Your objective
Go through the records underneath and write each one out again exactly.

Provided information
▬▬▬▬▬▬▬▬▬▬

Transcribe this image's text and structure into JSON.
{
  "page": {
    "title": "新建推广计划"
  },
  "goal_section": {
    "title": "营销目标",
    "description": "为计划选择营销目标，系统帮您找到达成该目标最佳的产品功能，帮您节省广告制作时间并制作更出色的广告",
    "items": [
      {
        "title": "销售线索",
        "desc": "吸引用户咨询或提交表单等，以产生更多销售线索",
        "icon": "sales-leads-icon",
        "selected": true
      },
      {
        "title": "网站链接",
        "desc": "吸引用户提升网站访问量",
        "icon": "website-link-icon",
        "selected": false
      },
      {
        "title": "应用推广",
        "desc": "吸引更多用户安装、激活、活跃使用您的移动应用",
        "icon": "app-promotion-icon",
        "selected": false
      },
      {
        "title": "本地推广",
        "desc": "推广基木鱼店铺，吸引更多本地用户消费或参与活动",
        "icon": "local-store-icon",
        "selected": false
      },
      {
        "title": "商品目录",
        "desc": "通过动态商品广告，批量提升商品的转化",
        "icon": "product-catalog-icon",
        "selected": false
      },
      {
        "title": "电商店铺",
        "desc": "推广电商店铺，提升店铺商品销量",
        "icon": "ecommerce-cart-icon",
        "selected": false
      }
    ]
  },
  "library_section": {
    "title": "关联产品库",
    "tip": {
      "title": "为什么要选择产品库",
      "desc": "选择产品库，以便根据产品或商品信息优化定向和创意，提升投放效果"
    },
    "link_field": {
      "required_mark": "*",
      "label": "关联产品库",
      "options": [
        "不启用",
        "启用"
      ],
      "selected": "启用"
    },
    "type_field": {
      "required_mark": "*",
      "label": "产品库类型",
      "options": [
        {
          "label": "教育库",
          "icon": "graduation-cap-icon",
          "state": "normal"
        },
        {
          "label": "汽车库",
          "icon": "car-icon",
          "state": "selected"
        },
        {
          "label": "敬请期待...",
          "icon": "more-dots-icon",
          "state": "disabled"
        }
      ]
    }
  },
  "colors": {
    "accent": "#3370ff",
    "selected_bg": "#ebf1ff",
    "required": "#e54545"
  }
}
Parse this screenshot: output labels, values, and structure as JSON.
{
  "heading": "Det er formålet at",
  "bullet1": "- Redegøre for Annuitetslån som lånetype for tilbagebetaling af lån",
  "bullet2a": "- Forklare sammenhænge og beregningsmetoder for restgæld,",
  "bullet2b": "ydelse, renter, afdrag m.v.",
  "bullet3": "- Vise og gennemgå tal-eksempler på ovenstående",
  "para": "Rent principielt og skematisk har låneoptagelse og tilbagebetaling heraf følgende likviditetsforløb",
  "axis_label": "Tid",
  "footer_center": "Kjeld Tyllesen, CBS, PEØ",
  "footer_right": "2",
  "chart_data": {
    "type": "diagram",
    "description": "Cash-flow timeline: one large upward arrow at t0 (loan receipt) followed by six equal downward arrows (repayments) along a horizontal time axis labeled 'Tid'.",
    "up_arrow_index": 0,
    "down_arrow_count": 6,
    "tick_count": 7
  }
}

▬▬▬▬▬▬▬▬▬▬

Answer to the problem
Transcribe this image's text and structure into JSON.
{
  "page": {
    "title": "新建推广计划"
  },
  "goal_section": {
    "title": "营销目标",
    "description": "为计划选择营销目标，系统帮您找到达成该目标最佳的产品功能，帮您节省广告制作时间并制作更出色的广告",
    "items": [
      {
        "title": "销售线索",
        "desc": "吸引用户咨询或提交表单等，以产生更多销售线索",
        "icon": "sales-leads-icon",
        "selected": true
      },
      {
        "title": "网站链接",
        "desc": "吸引用户提升网站访问量",
        "icon": "website-link-icon",
        "selected": false
      },
      {
        "title": "应用推广",
        "desc": "吸引更多用户安装、激活、活跃使用您的移动应用",
        "icon": "app-promotion-icon",
        "selected": false
      },
      {
        "title": "本地推广",
        "desc": "推广基木鱼店铺，吸引更多本地用户消费或参与活动",
        "icon": "local-store-icon",
        "selected": false
      },
      {
        "title": "商品目录",
        "desc": "通过动态商品广告，批量提升商品的转化",
        "icon": "product-catalog-icon",
        "selected": false
      },
      {
        "title": "电商店铺",
        "desc": "推广电商店铺，提升店铺商品销量",
        "icon": "ecommerce-cart-icon",
        "selected": false
      }
    ]
  },
  "library_section": {
    "title": "关联产品库",
    "tip": {
      "title": "为什么要选择产品库",
      "desc": "选择产品库，以便根据产品或商品信息优化定向和创意，提升投放效果"
    },
    "link_field": {
      "required_mark": "*",
      "label": "关联产品库",
      "options": [
        "不启用",
        "启用"
      ],
      "selected": "启用"
    },
    "type_field": {
      "required_mark": "*",
      "label": "产品库类型",
      "options": [
        {
          "label": "教育库",
          "icon": "graduation-cap-icon",
          "state": "normal"
        },
        {
          "label": "汽车库",
          "icon": "car-icon",
          "state": "selected"
        },
        {
          "label": "敬请期待...",
          "icon": "more-dots-icon",
          "state": "disabled"
        }
      ]
    }
  },
  "colors": {
    "accent": "#3370ff",
    "selected_bg": "#ebf1ff",
    "required": "#e54545"
  }
}
Parse this screenshot: output labels, values, and structure as JSON.
{
  "heading": "Det er formålet at",
  "bullet1": "- Redegøre for Annuitetslån som lånetype for tilbagebetaling af lån",
  "bullet2a": "- Forklare sammenhænge og beregningsmetoder for restgæld,",
  "bullet2b": "ydelse, renter, afdrag m.v.",
  "bullet3": "- Vise og gennemgå tal-eksempler på ovenstående",
  "para": "Rent principielt og skematisk har låneoptagelse og tilbagebetaling heraf følgende likviditetsforløb",
  "axis_label": "Tid",
  "footer_center": "Kjeld Tyllesen, CBS, PEØ",
  "footer_right": "2",
  "chart_data": {
    "type": "diagram",
    "description": "Cash-flow timeline: one large upward arrow at t0 (loan receipt) followed by six equal downward arrows (repayments) along a horizontal time axis labeled 'Tid'.",
    "up_arrow_index": 0,
    "down_arrow_count": 6,
    "tick_count": 7
  }
}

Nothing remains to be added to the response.